May I get a hint on how to prove the following statement:

Let $G$ be a group.

Let $P=Syl_p(G)$ be some sylow $p$-group of $G$.

Let $H=N_G(P)$.

Then forall $P'$ that is $p$-subgroup of $H$, $P'\leq P$.

The book I am using suggests I should look into natural homomorphism $\phi:H\rightarrow H/P$, but I have no idea how to proceed...

Your help would be greatly appreciated!


2 Answers 2


By the setting, $P$ has the maximal $p$-power order possible in $G$, hence in $H$ as well. Therefore, $H/P$ has order prime-to-$p$. If we think of $f\colon P'\rightarrow H\rightarrow H/P$, for $g\in P'$, $f(g)$ is of prime-to-$p$ order but also it has $p$-power order (since $P'$ is a $p$-subgroup). Hence $f(g)=1$ and we see $g\in P$.

  • $\begingroup$ May I know why does $f(g)$ have $p$-power order? $g$ in $P'$ have $p$-power order, but how does that say about $f(g)$ in $H/P$? Why does homomorphism preserve order in this case? $\endgroup$
    – xade93
    Apr 4, 2023 at 8:31
  • $\begingroup$ If $g^q=1$ then $f(g)^q=1$, so the order of $f(g)$ is a divisor of $q$. $\endgroup$
    – Ayaka
    Apr 4, 2023 at 11:22
  • $\begingroup$ oooooh, thanks! $\endgroup$
    – xade93
    Apr 4, 2023 at 16:16

Here's an alternative perspective on this problem, using the second isomorphism theorem.

Since $P' \leq N_G(P)$, $P'P$ is a subgroup of $G$, and $P$ is a normal subgroup of $P'P$. (Justify both these statements carefully!)

By the second isomorphism theorem, $$\frac{|P'P|}{|P|} = \frac{|P'|}{|P' \cap P|}.$$

From here, the steps are:

  • Using the fact that $P'$ is a $p$-group, argue that the right-hand side of the equation is a power of $p$.
  • Using the fact that $P$ is a Sylow $p$-group, deduce that $|P'P| = |P|$.
  • Conclude that $P' \leq P$.

By the way, I didn't produce this from thin air. This idea is used in that part of the proof of Sylow's theorems where you show that the number of $p$-subgroups is congruent to $1$ mod $p$. There, the result you need is even more general: If $Q$ is a $p$-subgroup of $G$ (not necessarily contained within $N_G(P)$), then $Q \cap N_G(P) = Q \cap P$. Do have a go at proving this!

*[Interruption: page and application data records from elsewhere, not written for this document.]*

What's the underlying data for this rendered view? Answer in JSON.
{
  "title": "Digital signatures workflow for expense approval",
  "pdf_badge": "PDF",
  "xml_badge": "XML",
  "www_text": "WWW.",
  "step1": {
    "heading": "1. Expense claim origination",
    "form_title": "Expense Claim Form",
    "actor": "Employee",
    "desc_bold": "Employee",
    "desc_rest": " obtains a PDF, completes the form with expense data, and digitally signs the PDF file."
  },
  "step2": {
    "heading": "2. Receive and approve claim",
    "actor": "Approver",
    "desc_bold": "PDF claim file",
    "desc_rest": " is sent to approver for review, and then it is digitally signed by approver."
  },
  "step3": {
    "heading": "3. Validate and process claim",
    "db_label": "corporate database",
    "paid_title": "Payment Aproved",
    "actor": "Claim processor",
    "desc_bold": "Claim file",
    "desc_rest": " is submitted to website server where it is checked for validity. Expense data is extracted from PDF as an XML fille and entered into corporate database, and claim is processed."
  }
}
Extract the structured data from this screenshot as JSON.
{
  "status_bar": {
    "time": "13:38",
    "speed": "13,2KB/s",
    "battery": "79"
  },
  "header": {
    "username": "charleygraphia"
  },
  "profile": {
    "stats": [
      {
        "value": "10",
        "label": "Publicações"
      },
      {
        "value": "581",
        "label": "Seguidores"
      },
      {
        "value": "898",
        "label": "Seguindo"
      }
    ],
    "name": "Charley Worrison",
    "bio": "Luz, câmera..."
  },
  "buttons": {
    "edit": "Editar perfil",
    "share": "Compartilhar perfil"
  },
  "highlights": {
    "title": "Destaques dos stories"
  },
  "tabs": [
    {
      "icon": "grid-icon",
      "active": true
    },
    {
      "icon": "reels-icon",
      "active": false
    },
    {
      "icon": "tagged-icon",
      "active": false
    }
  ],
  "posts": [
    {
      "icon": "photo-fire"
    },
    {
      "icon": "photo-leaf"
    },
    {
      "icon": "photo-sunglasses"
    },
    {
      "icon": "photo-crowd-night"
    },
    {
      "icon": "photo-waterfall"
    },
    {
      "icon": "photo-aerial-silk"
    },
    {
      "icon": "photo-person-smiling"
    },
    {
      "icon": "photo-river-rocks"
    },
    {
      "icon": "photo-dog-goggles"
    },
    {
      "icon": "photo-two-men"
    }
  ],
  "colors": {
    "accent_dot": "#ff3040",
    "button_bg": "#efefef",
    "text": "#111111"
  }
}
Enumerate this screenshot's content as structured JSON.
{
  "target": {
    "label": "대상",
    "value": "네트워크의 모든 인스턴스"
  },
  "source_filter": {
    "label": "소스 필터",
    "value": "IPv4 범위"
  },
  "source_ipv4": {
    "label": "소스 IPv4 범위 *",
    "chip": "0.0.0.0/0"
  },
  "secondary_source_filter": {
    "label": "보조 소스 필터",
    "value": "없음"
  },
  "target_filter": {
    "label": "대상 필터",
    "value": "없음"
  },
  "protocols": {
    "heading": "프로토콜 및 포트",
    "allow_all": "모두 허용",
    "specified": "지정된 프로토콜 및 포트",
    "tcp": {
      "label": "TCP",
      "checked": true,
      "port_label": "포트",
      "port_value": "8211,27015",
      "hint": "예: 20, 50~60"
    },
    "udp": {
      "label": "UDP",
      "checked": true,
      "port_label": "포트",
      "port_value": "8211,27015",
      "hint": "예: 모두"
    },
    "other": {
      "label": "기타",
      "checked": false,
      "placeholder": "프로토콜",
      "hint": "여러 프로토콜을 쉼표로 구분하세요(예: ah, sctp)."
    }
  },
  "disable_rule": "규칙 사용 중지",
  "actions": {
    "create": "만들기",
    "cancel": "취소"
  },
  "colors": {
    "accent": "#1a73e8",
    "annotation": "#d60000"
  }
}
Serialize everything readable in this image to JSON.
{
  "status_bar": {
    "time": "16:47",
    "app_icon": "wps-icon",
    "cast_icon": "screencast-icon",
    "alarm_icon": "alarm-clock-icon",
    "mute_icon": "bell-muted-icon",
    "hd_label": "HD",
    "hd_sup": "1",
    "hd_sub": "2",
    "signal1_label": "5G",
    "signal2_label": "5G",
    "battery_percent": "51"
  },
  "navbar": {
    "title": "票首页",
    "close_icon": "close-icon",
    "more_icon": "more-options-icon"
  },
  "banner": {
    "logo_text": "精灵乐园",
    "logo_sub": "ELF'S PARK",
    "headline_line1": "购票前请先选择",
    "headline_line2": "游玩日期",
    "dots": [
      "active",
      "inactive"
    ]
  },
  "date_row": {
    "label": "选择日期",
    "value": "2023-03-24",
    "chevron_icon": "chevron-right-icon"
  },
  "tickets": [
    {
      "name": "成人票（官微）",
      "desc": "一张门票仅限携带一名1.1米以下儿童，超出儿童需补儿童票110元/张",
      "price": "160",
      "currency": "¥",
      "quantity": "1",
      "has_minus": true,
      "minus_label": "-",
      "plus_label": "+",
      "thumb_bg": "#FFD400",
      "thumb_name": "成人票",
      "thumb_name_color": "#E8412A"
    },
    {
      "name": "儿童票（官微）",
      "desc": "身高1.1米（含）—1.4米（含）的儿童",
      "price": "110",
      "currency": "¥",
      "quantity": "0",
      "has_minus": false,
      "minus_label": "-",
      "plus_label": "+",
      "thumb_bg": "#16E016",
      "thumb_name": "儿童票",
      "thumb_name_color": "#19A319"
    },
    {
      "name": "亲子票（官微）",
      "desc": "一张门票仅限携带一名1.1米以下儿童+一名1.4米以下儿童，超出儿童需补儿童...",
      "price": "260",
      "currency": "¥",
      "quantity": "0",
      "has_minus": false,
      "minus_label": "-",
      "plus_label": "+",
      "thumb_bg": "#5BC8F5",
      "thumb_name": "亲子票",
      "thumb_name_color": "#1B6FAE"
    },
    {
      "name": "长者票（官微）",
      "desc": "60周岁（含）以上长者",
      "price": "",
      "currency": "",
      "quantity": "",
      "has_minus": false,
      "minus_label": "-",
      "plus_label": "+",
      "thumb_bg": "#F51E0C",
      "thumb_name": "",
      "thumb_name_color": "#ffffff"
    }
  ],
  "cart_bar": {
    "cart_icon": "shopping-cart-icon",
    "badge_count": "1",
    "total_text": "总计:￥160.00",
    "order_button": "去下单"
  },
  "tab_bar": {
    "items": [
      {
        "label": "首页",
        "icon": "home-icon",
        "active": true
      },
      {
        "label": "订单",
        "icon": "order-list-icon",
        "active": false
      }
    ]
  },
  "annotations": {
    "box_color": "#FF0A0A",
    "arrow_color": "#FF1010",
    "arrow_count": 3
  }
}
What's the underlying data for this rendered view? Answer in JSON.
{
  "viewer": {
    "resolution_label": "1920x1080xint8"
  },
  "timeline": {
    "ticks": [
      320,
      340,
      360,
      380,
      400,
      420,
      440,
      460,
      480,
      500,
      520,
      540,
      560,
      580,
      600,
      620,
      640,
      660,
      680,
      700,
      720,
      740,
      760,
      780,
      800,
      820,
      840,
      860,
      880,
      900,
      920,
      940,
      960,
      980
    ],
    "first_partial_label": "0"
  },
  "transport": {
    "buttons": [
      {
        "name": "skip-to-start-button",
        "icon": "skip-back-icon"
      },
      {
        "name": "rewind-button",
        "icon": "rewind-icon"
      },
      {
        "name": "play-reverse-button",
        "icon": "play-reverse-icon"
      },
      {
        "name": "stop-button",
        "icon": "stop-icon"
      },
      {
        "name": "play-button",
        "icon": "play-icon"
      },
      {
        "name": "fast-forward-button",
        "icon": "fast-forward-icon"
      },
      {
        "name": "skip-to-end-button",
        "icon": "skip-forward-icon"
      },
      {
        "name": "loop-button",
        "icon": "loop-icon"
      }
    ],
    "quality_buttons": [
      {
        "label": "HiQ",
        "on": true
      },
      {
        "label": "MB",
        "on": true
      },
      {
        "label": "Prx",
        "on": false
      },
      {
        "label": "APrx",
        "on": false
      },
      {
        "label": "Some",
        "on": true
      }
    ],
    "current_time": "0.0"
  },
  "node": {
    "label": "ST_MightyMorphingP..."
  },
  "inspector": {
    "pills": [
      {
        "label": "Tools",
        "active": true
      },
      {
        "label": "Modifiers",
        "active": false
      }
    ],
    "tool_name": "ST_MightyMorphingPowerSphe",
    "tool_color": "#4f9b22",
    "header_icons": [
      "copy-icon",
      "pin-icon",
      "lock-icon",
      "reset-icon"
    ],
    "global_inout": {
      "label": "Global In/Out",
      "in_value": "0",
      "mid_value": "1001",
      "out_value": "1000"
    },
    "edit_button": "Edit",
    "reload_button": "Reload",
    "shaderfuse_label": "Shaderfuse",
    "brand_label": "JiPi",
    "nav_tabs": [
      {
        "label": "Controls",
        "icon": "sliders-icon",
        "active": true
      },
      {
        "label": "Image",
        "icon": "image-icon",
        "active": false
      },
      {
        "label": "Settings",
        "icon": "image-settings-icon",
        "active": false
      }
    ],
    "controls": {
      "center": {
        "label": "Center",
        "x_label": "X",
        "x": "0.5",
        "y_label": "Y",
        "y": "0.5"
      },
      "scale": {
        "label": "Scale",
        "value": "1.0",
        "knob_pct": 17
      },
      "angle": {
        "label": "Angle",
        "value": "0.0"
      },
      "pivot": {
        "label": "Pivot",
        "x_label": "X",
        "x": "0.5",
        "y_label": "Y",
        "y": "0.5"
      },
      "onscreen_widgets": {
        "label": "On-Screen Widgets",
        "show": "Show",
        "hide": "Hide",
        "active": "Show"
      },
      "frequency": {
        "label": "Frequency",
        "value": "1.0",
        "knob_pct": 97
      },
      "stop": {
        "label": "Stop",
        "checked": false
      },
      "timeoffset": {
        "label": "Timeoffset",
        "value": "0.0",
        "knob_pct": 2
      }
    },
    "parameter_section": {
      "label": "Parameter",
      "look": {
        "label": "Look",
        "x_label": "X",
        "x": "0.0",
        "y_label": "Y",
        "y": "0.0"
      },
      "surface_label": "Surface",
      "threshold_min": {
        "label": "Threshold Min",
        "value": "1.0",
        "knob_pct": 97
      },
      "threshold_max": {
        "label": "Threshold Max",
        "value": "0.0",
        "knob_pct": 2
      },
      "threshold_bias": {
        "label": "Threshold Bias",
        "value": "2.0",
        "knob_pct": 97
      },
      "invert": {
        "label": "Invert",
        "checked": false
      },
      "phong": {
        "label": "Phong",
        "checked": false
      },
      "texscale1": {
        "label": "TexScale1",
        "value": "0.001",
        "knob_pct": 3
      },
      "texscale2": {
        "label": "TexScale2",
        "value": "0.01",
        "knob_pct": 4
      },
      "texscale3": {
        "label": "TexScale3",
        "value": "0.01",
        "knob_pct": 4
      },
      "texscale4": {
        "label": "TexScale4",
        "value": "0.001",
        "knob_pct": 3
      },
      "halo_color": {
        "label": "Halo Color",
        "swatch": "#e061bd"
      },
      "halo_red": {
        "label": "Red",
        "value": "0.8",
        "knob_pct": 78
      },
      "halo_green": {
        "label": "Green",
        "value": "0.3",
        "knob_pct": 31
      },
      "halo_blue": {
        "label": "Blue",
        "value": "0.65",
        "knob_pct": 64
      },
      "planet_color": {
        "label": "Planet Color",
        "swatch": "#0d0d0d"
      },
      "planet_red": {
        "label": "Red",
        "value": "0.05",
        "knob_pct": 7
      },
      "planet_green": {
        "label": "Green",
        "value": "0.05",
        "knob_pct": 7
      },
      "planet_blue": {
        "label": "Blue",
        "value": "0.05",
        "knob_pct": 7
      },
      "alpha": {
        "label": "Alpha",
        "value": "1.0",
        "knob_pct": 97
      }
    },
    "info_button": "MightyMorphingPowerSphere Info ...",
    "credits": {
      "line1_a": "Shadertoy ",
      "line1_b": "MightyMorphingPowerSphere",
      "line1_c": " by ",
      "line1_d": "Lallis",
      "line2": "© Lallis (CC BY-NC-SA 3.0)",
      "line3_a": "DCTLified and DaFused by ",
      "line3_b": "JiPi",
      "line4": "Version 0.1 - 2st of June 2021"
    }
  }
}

  • $\begingroup$ Thanks for the response, but may I know what is the meaning of $AB$ for group A, B? I never saw this notation of directly juxtaposing two groups before xD $\endgroup$
    – xade93
    Apr 4, 2023 at 8:39
  • $\begingroup$ $AB$ is the subset $\{ ab : a\in A, b \in B \}$. In general, this is only a subset - it's not necessarily a subgroup. I'm asking you to show that if $B$ is a subgroup and $A \leq N_G(B)$, then $AB$ is in fact a subgroup; furthermore, $B$ is a normal subgroup of $AB$. Anyway, if you haven't seen this notation before, then I'm guessing you haven't come across the second isomorphism theorem either? $\endgroup$
    – Kenny Wong
    Apr 4, 2023 at 8:49
  • $\begingroup$ Ah yes, after reviewing my note I find this notation used in isomorphism theorems as well xD yeah i would have to admit I did not really understand the motivation behind 2nd and 3rd isomorphism theorem (and hence did not grasp it). Maybe I should relearn them when I got time, and will come back to this answer after that!! $\endgroup$
    – xade93
    Apr 4, 2023 at 16:17
  • $\begingroup$ @xade93 That's fair enough, take your time! $\endgroup$
    – Kenny Wong
    Apr 4, 2023 at 16:22

Not the answer you're looking for? Browse other questions tagged .